_What you will do_:
Restate every entry word for word.

_Source material_:
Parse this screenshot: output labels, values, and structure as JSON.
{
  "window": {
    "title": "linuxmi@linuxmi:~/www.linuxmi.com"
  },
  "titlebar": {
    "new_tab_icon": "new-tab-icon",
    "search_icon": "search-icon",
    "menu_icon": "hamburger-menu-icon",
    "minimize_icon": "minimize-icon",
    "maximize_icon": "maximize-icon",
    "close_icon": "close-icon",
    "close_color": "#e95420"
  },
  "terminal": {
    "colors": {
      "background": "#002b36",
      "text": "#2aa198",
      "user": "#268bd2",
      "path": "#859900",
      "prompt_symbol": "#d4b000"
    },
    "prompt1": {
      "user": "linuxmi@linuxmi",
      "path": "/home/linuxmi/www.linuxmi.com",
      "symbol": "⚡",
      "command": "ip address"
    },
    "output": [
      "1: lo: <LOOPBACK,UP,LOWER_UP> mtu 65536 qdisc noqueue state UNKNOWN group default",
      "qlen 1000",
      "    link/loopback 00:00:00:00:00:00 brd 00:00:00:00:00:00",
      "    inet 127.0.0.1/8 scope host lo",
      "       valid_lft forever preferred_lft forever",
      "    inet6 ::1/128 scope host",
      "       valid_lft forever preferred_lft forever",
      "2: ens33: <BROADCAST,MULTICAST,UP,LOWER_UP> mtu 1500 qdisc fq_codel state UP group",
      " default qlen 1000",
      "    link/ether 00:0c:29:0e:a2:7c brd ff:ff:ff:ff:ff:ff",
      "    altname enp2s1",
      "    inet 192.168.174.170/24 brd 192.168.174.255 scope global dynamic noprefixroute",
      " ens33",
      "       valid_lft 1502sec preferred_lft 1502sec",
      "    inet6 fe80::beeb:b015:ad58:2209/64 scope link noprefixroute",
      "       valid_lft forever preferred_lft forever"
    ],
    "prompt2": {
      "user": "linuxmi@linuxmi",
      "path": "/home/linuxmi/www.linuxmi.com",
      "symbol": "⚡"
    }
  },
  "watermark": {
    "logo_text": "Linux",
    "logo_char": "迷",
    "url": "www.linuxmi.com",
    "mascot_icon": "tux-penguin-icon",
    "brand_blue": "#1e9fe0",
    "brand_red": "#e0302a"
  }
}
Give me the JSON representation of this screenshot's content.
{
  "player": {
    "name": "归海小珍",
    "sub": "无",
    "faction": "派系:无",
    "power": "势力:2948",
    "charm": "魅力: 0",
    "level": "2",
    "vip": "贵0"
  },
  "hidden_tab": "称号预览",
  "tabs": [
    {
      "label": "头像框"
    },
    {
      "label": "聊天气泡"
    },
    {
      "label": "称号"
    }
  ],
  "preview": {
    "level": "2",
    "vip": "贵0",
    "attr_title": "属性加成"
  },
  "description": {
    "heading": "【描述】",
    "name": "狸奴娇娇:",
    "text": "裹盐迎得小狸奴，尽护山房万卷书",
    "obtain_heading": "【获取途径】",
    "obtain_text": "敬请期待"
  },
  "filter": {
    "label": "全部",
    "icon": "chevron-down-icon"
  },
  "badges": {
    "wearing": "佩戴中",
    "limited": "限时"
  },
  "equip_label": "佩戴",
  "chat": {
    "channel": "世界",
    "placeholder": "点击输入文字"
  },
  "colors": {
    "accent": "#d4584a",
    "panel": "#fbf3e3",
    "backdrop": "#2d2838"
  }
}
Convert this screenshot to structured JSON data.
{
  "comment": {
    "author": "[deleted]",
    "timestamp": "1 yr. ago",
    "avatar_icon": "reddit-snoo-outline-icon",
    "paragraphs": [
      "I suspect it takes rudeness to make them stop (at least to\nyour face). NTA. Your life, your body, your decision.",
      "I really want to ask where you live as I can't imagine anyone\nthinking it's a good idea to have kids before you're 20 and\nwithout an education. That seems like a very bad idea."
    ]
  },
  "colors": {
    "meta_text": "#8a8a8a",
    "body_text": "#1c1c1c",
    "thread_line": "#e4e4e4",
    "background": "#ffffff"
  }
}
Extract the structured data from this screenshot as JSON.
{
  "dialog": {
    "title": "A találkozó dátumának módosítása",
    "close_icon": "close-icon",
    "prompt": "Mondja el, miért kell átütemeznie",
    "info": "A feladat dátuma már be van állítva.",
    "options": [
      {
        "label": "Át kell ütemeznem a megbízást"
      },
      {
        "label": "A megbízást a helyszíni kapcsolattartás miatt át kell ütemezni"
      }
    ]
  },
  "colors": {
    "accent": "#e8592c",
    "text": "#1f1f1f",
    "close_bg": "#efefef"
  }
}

_Solution to this problem_:
Parse this screenshot: output labels, values, and structure as JSON.
{
  "window": {
    "title": "linuxmi@linuxmi:~/www.linuxmi.com"
  },
  "titlebar": {
    "new_tab_icon": "new-tab-icon",
    "search_icon": "search-icon",
    "menu_icon": "hamburger-menu-icon",
    "minimize_icon": "minimize-icon",
    "maximize_icon": "maximize-icon",
    "close_icon": "close-icon",
    "close_color": "#e95420"
  },
  "terminal": {
    "colors": {
      "background": "#002b36",
      "text": "#2aa198",
      "user": "#268bd2",
      "path": "#859900",
      "prompt_symbol": "#d4b000"
    },
    "prompt1": {
      "user": "linuxmi@linuxmi",
      "path": "/home/linuxmi/www.linuxmi.com",
      "symbol": "⚡",
      "command": "ip address"
    },
    "output": [
      "1: lo: <LOOPBACK,UP,LOWER_UP> mtu 65536 qdisc noqueue state UNKNOWN group default",
      "qlen 1000",
      "    link/loopback 00:00:00:00:00:00 brd 00:00:00:00:00:00",
      "    inet 127.0.0.1/8 scope host lo",
      "       valid_lft forever preferred_lft forever",
      "    inet6 ::1/128 scope host",
      "       valid_lft forever preferred_lft forever",
      "2: ens33: <BROADCAST,MULTICAST,UP,LOWER_UP> mtu 1500 qdisc fq_codel state UP group",
      " default qlen 1000",
      "    link/ether 00:0c:29:0e:a2:7c brd ff:ff:ff:ff:ff:ff",
      "    altname enp2s1",
      "    inet 192.168.174.170/24 brd 192.168.174.255 scope global dynamic noprefixroute",
      " ens33",
      "       valid_lft 1502sec preferred_lft 1502sec",
      "    inet6 fe80::beeb:b015:ad58:2209/64 scope link noprefixroute",
      "       valid_lft forever preferred_lft forever"
    ],
    "prompt2": {
      "user": "linuxmi@linuxmi",
      "path": "/home/linuxmi/www.linuxmi.com",
      "symbol": "⚡"
    }
  },
  "watermark": {
    "logo_text": "Linux",
    "logo_char": "迷",
    "url": "www.linuxmi.com",
    "mascot_icon": "tux-penguin-icon",
    "brand_blue": "#1e9fe0",
    "brand_red": "#e0302a"
  }
}
Give me the JSON representation of this screenshot's content.
{
  "player": {
    "name": "归海小珍",
    "sub": "无",
    "faction": "派系:无",
    "power": "势力:2948",
    "charm": "魅力: 0",
    "level": "2",
    "vip": "贵0"
  },
  "hidden_tab": "称号预览",
  "tabs": [
    {
      "label": "头像框"
    },
    {
      "label": "聊天气泡"
    },
    {
      "label": "称号"
    }
  ],
  "preview": {
    "level": "2",
    "vip": "贵0",
    "attr_title": "属性加成"
  },
  "description": {
    "heading": "【描述】",
    "name": "狸奴娇娇:",
    "text": "裹盐迎得小狸奴，尽护山房万卷书",
    "obtain_heading": "【获取途径】",
    "obtain_text": "敬请期待"
  },
  "filter": {
    "label": "全部",
    "icon": "chevron-down-icon"
  },
  "badges": {
    "wearing": "佩戴中",
    "limited": "限时"
  },
  "equip_label": "佩戴",
  "chat": {
    "channel": "世界",
    "placeholder": "点击输入文字"
  },
  "colors": {
    "accent": "#d4584a",
    "panel": "#fbf3e3",
    "backdrop": "#2d2838"
  }
}
Convert this screenshot to structured JSON data.
{
  "comment": {
    "author": "[deleted]",
    "timestamp": "1 yr. ago",
    "avatar_icon": "reddit-snoo-outline-icon",
    "paragraphs": [
      "I suspect it takes rudeness to make them stop (at least to\nyour face). NTA. Your life, your body, your decision.",
      "I really want to ask where you live as I can't imagine anyone\nthinking it's a good idea to have kids before you're 20 and\nwithout an education. That seems like a very bad idea."
    ]
  },
  "colors": {
    "meta_text": "#8a8a8a",
    "body_text": "#1c1c1c",
    "thread_line": "#e4e4e4",
    "background": "#ffffff"
  }
}
Extract the structured data from this screenshot as JSON.
{
  "dialog": {
    "title": "A találkozó dátumának módosítása",
    "close_icon": "close-icon",
    "prompt": "Mondja el, miért kell átütemeznie",
    "info": "A feladat dátuma már be van állítva.",
    "options": [
      {
        "label": "Át kell ütemeznem a megbízást"
      },
      {
        "label": "A megbízást a helyszíni kapcsolattartás miatt át kell ütemezni"
      }
    ]
  },
  "colors": {
    "accent": "#e8592c",
    "text": "#1f1f1f",
    "close_bg": "#efefef"
  }
}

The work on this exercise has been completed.